We welcome comments that advance the story through relevant opinion, anecdotes, links and data. If you see a comment that you believe is irrelevant or inappropriate, you can flag it to our editors by using the report abuse links. Views expressed in the comments do not represent those of Reuters. For more information on our comment policy, see http://blogs.reuters.com/fulldisclosure/2010/09/27/toward-a-more-thoughtful-conversation-on-stories/
Be the first to comment on reuters.com.
Add yours using the box above.
Social Stream (What's this?)
Back to top
New York Legal
Support & Contact
Advertise With Us
Connect with Reuters
Our Flagship financial information platform incorporating Reuters Insider

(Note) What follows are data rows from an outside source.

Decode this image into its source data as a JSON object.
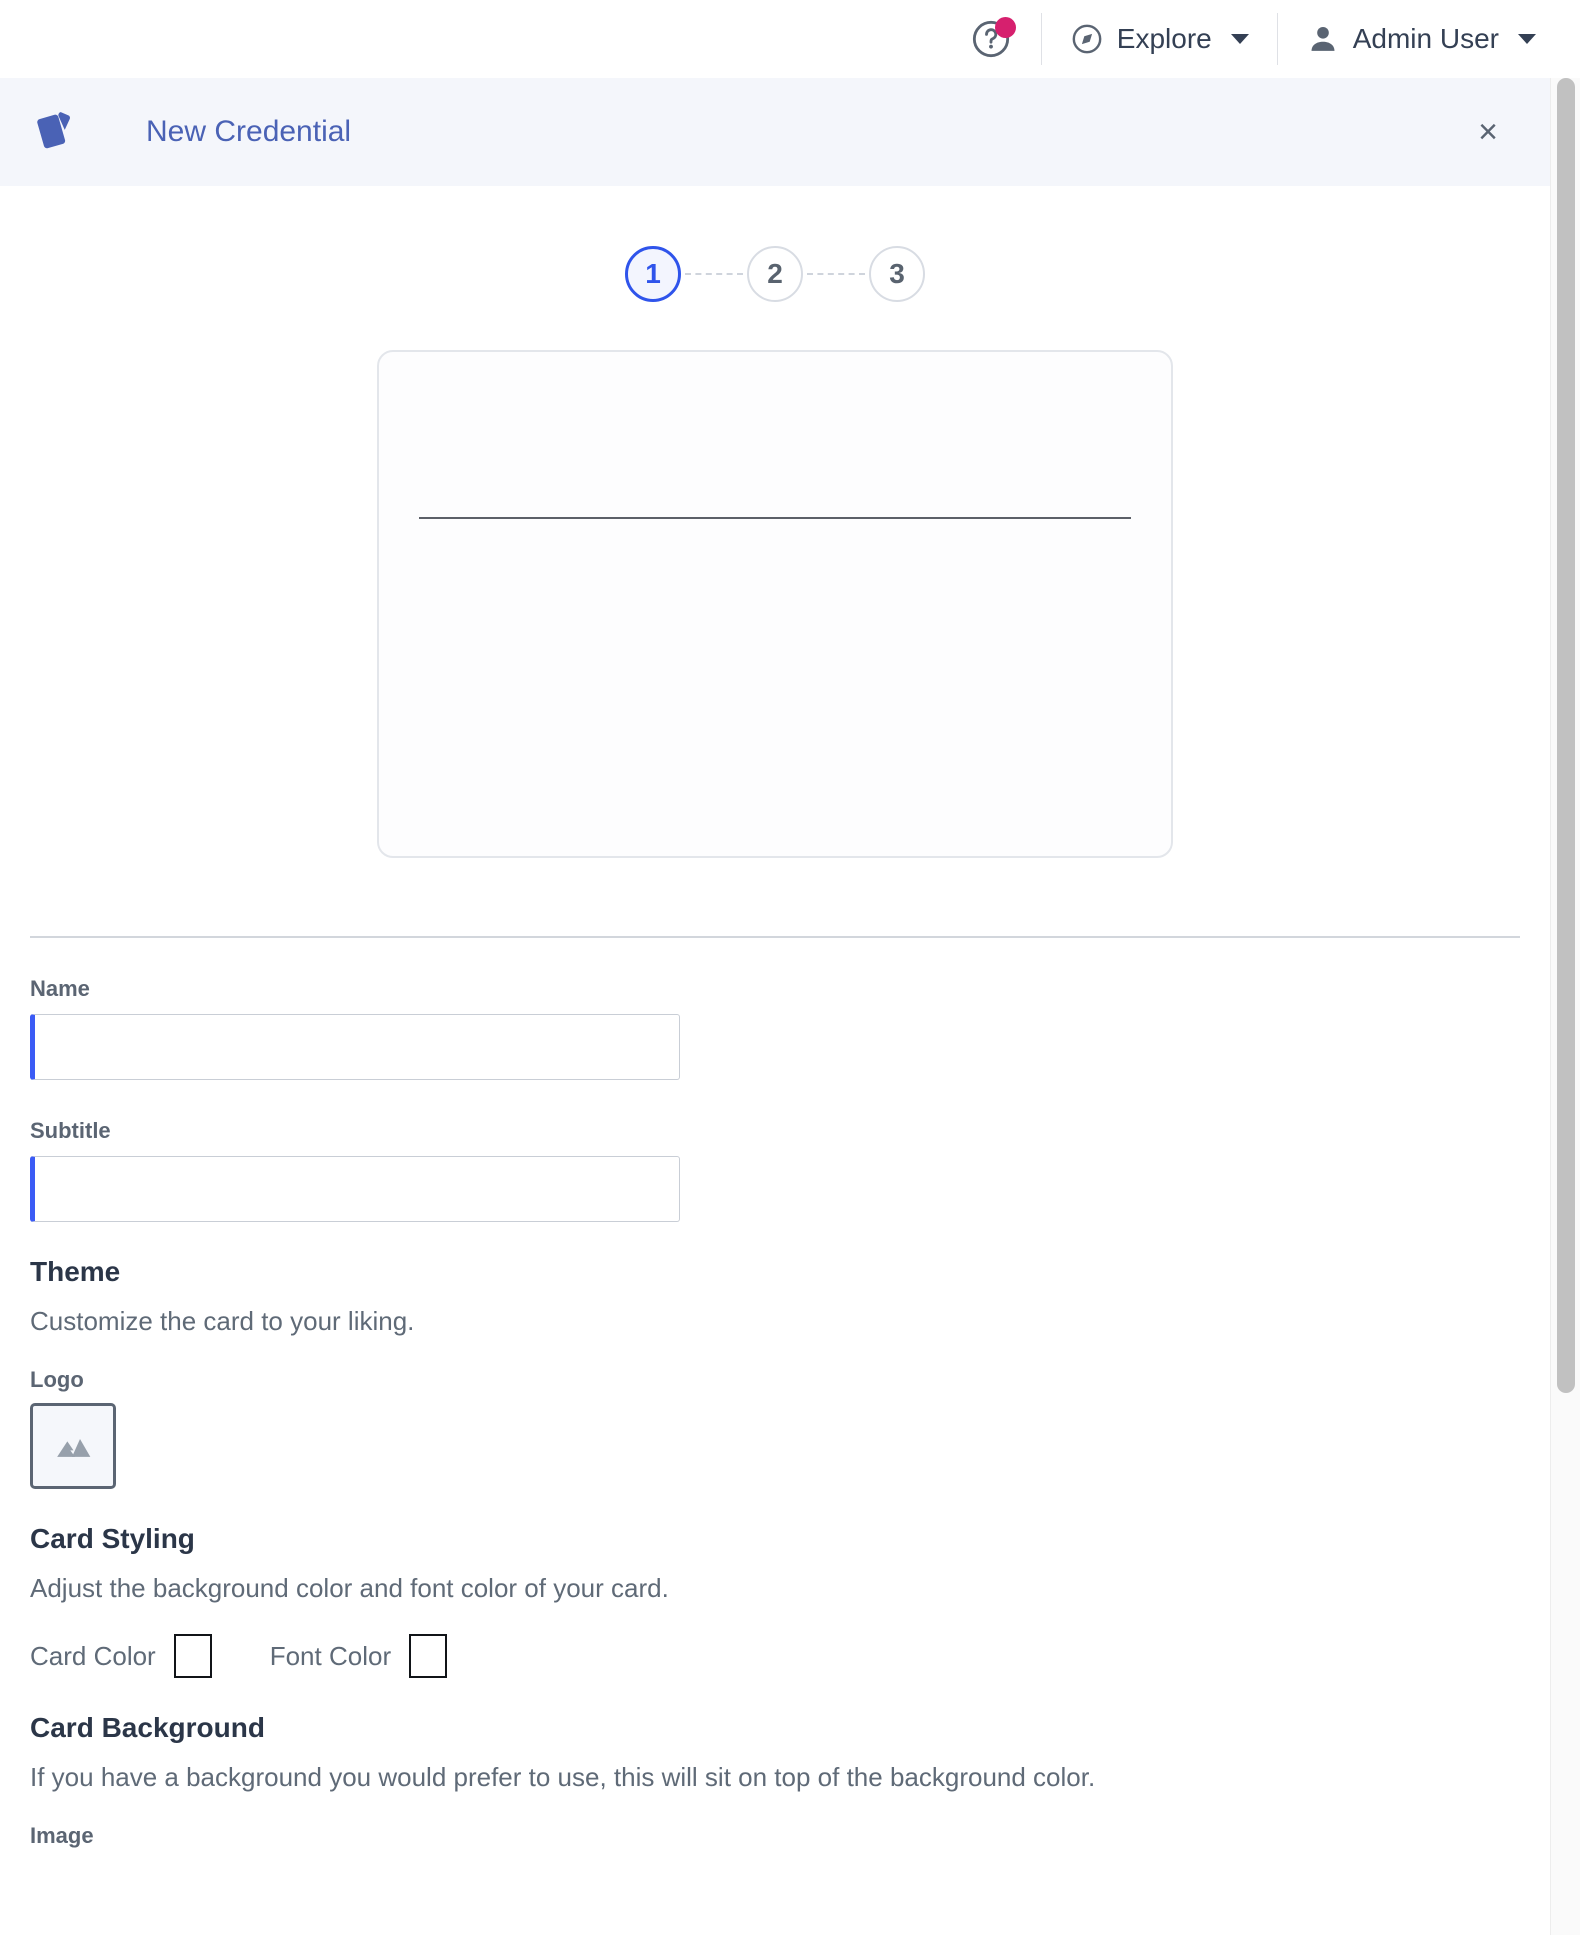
{
  "topnav": {
    "help_icon": "help-circle-icon",
    "help_badge_color": "#d6206e",
    "explore": {
      "label": "Explore",
      "icon": "compass-icon"
    },
    "user": {
      "label": "Admin User",
      "icon": "person-icon"
    }
  },
  "modal": {
    "logo_icon": "card-stack-icon",
    "title": "New Credential",
    "close_label": "×",
    "title_color": "#4a62b5",
    "header_bg": "#f4f6fb"
  },
  "stepper": {
    "steps": [
      {
        "number": "1",
        "state": "active"
      },
      {
        "number": "2",
        "state": "inactive"
      },
      {
        "number": "3",
        "state": "inactive"
      }
    ],
    "active_color": "#2f54eb"
  },
  "preview": {
    "name": "card-preview",
    "divider": true
  },
  "form": {
    "name": {
      "label": "Name",
      "value": "",
      "placeholder": ""
    },
    "subtitle": {
      "label": "Subtitle",
      "value": "",
      "placeholder": ""
    }
  },
  "theme": {
    "title": "Theme",
    "description": "Customize the card to your liking.",
    "logo": {
      "label": "Logo",
      "icon": "image-placeholder-icon"
    }
  },
  "card_styling": {
    "title": "Card Styling",
    "description": "Adjust the background color and font color of your card.",
    "card_color": {
      "label": "Card Color",
      "value": "#ffffff"
    },
    "font_color": {
      "label": "Font Color",
      "value": "#ffffff"
    }
  },
  "card_background": {
    "title": "Card Background",
    "description": "If you have a background you would prefer to use, this will sit on top of the background color.",
    "image_label": "Image"
  }
}
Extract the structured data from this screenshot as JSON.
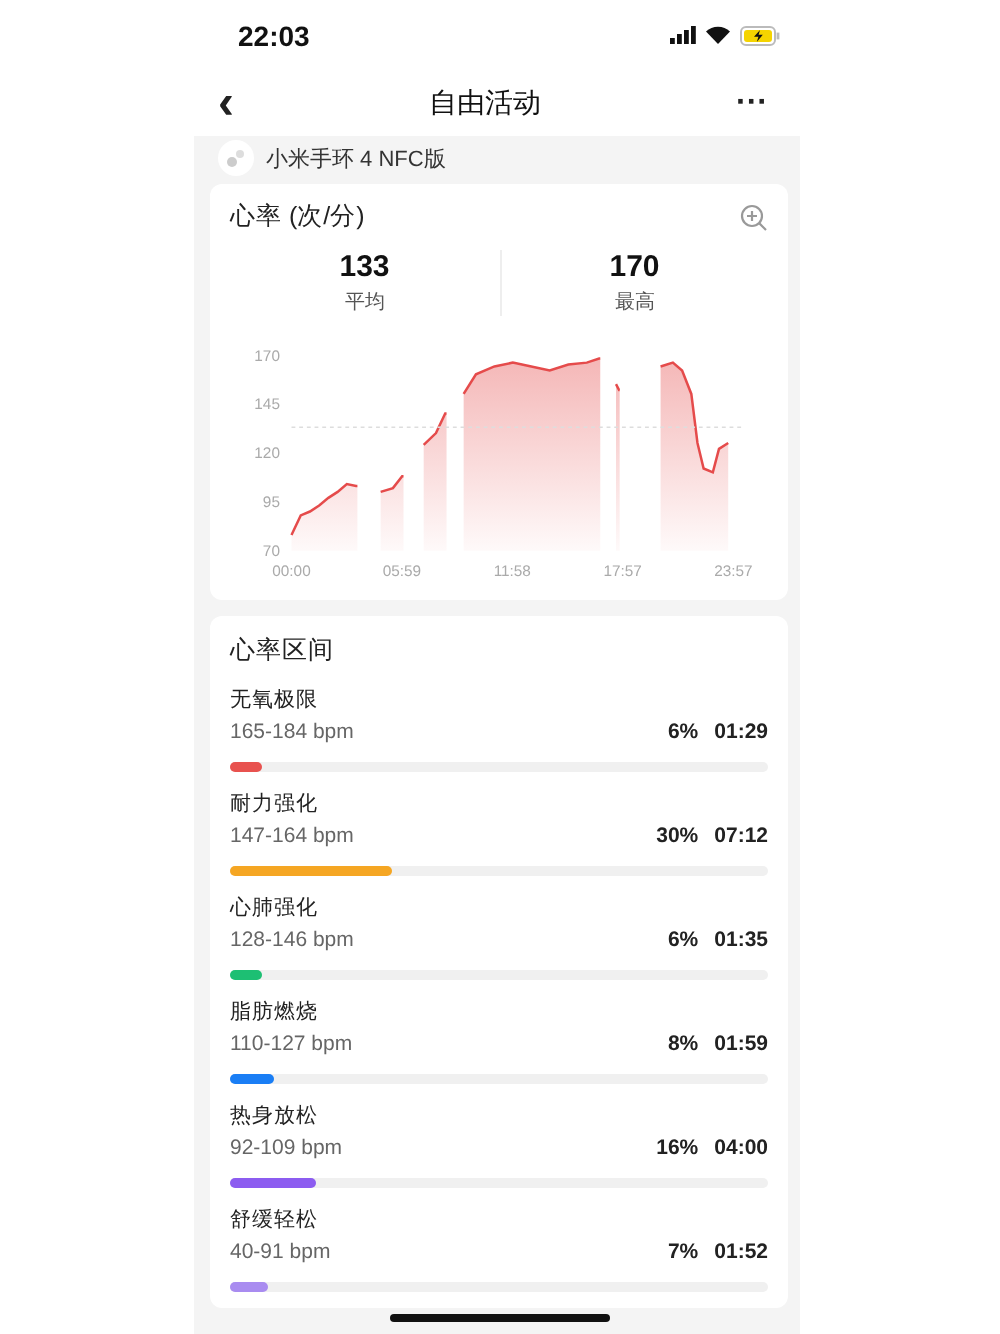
{
  "status_bar": {
    "time": "22:03"
  },
  "nav": {
    "back": "‹",
    "title": "自由活动",
    "more": "···"
  },
  "device": {
    "name": "小米手环 4 NFC版"
  },
  "heart_rate": {
    "title": "心率 (次/分)",
    "stats": [
      {
        "value": "133",
        "label": "平均"
      },
      {
        "value": "170",
        "label": "最高"
      }
    ],
    "chart_data": {
      "type": "area",
      "xlim": [
        0,
        1437
      ],
      "ylim": [
        70,
        170
      ],
      "yticks": [
        70,
        95,
        120,
        145,
        170
      ],
      "xticks": [
        {
          "value": 0,
          "label": "00:00"
        },
        {
          "value": 359,
          "label": "05:59"
        },
        {
          "value": 718,
          "label": "11:58"
        },
        {
          "value": 1077,
          "label": "17:57"
        },
        {
          "value": 1437,
          "label": "23:57"
        }
      ],
      "x": [
        0,
        30,
        60,
        90,
        120,
        150,
        180,
        210,
        214,
        290,
        330,
        360,
        364,
        430,
        470,
        500,
        504,
        560,
        600,
        660,
        720,
        780,
        840,
        900,
        960,
        1000,
        1004,
        1055,
        1065,
        1067,
        1200,
        1240,
        1270,
        1300,
        1320,
        1340,
        1370,
        1390,
        1420
      ],
      "series": [
        {
          "color": "#e54b4b",
          "values": [
            78,
            88,
            90,
            93,
            97,
            100,
            104,
            103,
            null,
            100,
            102,
            108,
            null,
            124,
            130,
            140,
            null,
            150,
            160,
            164,
            166,
            164,
            162,
            165,
            166,
            168,
            null,
            155,
            152,
            null,
            164,
            166,
            162,
            150,
            125,
            112,
            110,
            122,
            125
          ]
        }
      ],
      "ref_lines": [
        {
          "axis": "y",
          "value": 133
        }
      ]
    }
  },
  "zones": {
    "title": "心率区间",
    "items": [
      {
        "name": "无氧极限",
        "range": "165-184 bpm",
        "percent": "6%",
        "duration": "01:29",
        "level": 0.06,
        "color": "#e8524f"
      },
      {
        "name": "耐力强化",
        "range": "147-164 bpm",
        "percent": "30%",
        "duration": "07:12",
        "level": 0.3,
        "color": "#f5a623"
      },
      {
        "name": "心肺强化",
        "range": "128-146 bpm",
        "percent": "6%",
        "duration": "01:35",
        "level": 0.06,
        "color": "#1dbf73"
      },
      {
        "name": "脂肪燃烧",
        "range": "110-127 bpm",
        "percent": "8%",
        "duration": "01:59",
        "level": 0.08,
        "color": "#1a7ef5"
      },
      {
        "name": "热身放松",
        "range": "92-109 bpm",
        "percent": "16%",
        "duration": "04:00",
        "level": 0.16,
        "color": "#8c5cf0"
      },
      {
        "name": "舒缓轻松",
        "range": "40-91 bpm",
        "percent": "7%",
        "duration": "01:52",
        "level": 0.07,
        "color": "#a98cf0"
      }
    ]
  }
}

An ultra-low latency infrastructure for electric trading and data distribution
A connected approach to governance, risk and compliance
Our next generation legal research platform
Our global tax workstation
About Thomson Reuters
Thomson Reuters is the world's largest international multimedia news agency, providing investing news, world news, business news, technology news, headline news, small business news, news alerts, personal finance, stock market, and mutual funds information available on Reuters.com, video, mobile, and interactive television platforms. Thomson Reuters journalists are subject to an Editorial Handbook which requires fair presentation and disclosure of relevant interests.
NYSE and AMEX quotes delayed by at least 20 minutes. Nasdaq delayed by at least 15 minutes. For a complete list of exchanges and delays, please click here.